## DATA
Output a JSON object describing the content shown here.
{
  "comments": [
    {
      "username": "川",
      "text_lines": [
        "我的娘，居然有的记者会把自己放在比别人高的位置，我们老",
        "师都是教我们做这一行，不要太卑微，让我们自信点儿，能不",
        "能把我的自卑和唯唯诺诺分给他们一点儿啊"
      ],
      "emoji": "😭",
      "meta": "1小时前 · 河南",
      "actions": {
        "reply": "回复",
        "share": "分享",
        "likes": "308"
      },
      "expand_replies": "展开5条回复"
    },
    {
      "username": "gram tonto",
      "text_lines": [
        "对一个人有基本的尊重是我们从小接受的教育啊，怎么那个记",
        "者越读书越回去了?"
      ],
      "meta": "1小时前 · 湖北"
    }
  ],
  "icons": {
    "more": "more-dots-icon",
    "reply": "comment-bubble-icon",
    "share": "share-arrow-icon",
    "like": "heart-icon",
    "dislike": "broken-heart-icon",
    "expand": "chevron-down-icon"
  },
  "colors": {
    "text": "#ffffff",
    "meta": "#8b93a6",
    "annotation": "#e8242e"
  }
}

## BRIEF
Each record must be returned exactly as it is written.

## EXERCISE OUTPUT
Output a JSON object describing the content shown here.
{
  "comments": [
    {
      "username": "川",
      "text_lines": [
        "我的娘，居然有的记者会把自己放在比别人高的位置，我们老",
        "师都是教我们做这一行，不要太卑微，让我们自信点儿，能不",
        "能把我的自卑和唯唯诺诺分给他们一点儿啊"
      ],
      "emoji": "😭",
      "meta": "1小时前 · 河南",
      "actions": {
        "reply": "回复",
        "share": "分享",
        "likes": "308"
      },
      "expand_replies": "展开5条回复"
    },
    {
      "username": "gram tonto",
      "text_lines": [
        "对一个人有基本的尊重是我们从小接受的教育啊，怎么那个记",
        "者越读书越回去了?"
      ],
      "meta": "1小时前 · 湖北"
    }
  ],
  "icons": {
    "more": "more-dots-icon",
    "reply": "comment-bubble-icon",
    "share": "share-arrow-icon",
    "like": "heart-icon",
    "dislike": "broken-heart-icon",
    "expand": "chevron-down-icon"
  },
  "colors": {
    "text": "#ffffff",
    "meta": "#8b93a6",
    "annotation": "#e8242e"
  }
}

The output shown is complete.